Tane is specially prominent as the Fertilizer. It was he who fertilized the earth and caused it to produce trees and herbage. It was he also who took a portion of the body of the Earth Mother, vivified it, and so produced Woman. All this was the result of the search for the female element. When the offspring of the primal parents resolved to introduce man—that is, a non-supernatural race—to occupy the earth, then the difficulty was that no mortal female existed who might become the mother of mankind. All the said offspring were males, and all the female denizens of the twelve heavens were supernatural beings. It was impossible to derive ira tangata (human life—i.e., mortal man) from ira atua (supernatural life, or life as possessed by the gods). Hence it was necessary that the mortal female element be sought, and this became the great quest of the gods, on which the sons of the Sky Parent and Earth Mother were long engaged. Far and wide they wandered throughout the universe, ever seeking the female element, and ever failing to find it. Tane the Fertilizer encountered many beings whom he mistook for females who might possess the seed of man, but they produced only trees and plants. It was thus that the naked body of the Earth Mother became clothed with vegetation.

It was now known that the female element necessary to the introduction of man, of non-supernatural beings, did not exist, hence it was resolved that woman should be created. This important task was assigned to Tane the Fertilizer. He proceeded to form an image in human form page 39 from earth, a portion of the body of the Earth Mother. In this form he implanted the spirit and breath of life, obtained from Io, the Supreme Being. Even so the image of earth sneezed, opened its eyes, breathed, and arose—a woman!

We now see that Tane, who represents light and warmth, was not only the Fertilizer—he was also a demiurge, a creator. The woman so created was named Hine-ahu-one, the Earth-formed Maid, and with her originated the ira tangata, or human life—mortal life as pertaining to mankind. Hine-ahu-one may be termed the mother of the human race.
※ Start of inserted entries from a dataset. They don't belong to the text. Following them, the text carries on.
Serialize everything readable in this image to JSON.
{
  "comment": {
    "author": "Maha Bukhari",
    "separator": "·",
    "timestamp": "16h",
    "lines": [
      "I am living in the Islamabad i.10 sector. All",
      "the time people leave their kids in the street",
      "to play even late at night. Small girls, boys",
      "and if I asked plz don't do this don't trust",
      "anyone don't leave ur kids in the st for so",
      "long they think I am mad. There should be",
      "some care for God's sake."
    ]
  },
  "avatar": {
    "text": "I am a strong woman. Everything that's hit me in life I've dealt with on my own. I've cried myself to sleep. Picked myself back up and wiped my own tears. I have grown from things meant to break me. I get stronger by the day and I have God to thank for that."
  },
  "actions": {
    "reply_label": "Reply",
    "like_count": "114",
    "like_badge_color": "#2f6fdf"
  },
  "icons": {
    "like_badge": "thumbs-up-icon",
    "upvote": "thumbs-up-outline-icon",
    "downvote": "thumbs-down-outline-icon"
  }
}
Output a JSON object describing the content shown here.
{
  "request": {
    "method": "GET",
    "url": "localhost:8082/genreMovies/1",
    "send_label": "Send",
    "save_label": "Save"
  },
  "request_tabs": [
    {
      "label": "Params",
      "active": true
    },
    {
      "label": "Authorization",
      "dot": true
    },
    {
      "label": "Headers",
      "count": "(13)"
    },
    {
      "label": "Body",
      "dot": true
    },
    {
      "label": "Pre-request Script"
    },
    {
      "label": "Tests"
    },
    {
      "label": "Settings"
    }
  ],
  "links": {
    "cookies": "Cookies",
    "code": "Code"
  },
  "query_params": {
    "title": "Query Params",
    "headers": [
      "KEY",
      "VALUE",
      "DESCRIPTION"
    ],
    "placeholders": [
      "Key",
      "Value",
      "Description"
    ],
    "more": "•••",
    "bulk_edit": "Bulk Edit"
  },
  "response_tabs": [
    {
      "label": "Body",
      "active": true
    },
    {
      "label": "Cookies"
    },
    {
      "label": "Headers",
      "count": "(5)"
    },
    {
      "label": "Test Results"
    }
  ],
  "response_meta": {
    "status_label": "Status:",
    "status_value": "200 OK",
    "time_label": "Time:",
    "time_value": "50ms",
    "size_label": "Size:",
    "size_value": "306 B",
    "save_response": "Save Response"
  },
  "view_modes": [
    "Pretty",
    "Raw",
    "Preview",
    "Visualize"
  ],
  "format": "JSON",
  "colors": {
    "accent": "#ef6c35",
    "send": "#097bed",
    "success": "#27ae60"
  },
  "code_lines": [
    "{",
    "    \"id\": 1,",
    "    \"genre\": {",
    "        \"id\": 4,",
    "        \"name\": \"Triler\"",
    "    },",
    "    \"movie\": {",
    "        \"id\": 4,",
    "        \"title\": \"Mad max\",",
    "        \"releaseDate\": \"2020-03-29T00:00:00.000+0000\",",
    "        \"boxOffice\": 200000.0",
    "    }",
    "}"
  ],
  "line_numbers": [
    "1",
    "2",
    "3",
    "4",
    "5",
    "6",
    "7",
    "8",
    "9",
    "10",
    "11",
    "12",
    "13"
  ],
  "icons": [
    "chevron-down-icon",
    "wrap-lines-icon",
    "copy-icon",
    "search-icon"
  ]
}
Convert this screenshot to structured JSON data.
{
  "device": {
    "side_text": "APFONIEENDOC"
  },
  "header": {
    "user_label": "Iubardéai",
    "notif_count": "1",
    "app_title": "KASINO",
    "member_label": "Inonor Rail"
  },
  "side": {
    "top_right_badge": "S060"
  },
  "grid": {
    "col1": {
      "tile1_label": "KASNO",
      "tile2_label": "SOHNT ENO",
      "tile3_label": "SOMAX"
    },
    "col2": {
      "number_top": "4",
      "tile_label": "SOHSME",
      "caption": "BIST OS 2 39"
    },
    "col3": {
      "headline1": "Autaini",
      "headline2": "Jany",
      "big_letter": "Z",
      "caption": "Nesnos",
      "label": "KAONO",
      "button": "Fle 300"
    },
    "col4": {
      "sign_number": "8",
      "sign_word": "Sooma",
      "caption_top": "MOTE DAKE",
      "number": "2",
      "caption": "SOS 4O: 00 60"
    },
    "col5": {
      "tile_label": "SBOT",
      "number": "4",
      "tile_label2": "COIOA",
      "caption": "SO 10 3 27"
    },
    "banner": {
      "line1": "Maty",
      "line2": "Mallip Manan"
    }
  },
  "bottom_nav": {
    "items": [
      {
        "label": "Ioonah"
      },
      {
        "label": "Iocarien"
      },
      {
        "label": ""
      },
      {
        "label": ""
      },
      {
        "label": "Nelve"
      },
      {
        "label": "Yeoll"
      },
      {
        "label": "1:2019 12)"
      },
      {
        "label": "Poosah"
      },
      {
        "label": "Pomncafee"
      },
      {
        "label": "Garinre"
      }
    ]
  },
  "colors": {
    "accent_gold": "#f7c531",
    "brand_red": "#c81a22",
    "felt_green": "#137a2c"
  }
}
Tane himself took the first woman to wife, for to him was assigned the position of procreator; it was he who begat man. Their offspring were females, who appear to be personifications. Of these maids the most important was Hine-titama, she who divides night and day, she who is described as the most beautiful of all maids, for she personifies dawn, and heralds the coming of her sire; Hine-titama is the Dawn Maid. The myth of Tane and Hine-titama is one of considerable interest, for it gives us in allegorical form the passing of the dawn, the coming of the sun, and its passage through the heavens, the gradual retreat of the Dawn Maid before her night-dispelling sire, until they reach, in the far west, the entrance to the underworld, the realm of gloom and night. The Dawn Maid descends to that realm, there to abide for ever, and assumes the name of Hine-nui-te-po. Tane ever pursues her, but is turned back and compelled to return to this world, for his task is to beget other Dawn Maids. Hence, every day a Dawn Maid is born, fares westward to the realm of night pursued by Tane, who reappears the following morn as the rising sun.

The task of Hine in the underworld is the protection of the souls of the dead from dread Whiro, who ever strives to destroy them. Her ceaseless charge is the toiora (spiritual welfare) of her children, who are drawn down to the spirit-world by Rua-toia and Rua-kumea. Whiro and his evil band, the powers of darkness, of disease, of terrestrial convulsions, ever wage war against Hine, the ex Dawn Maid, who guards the spirits of the dead.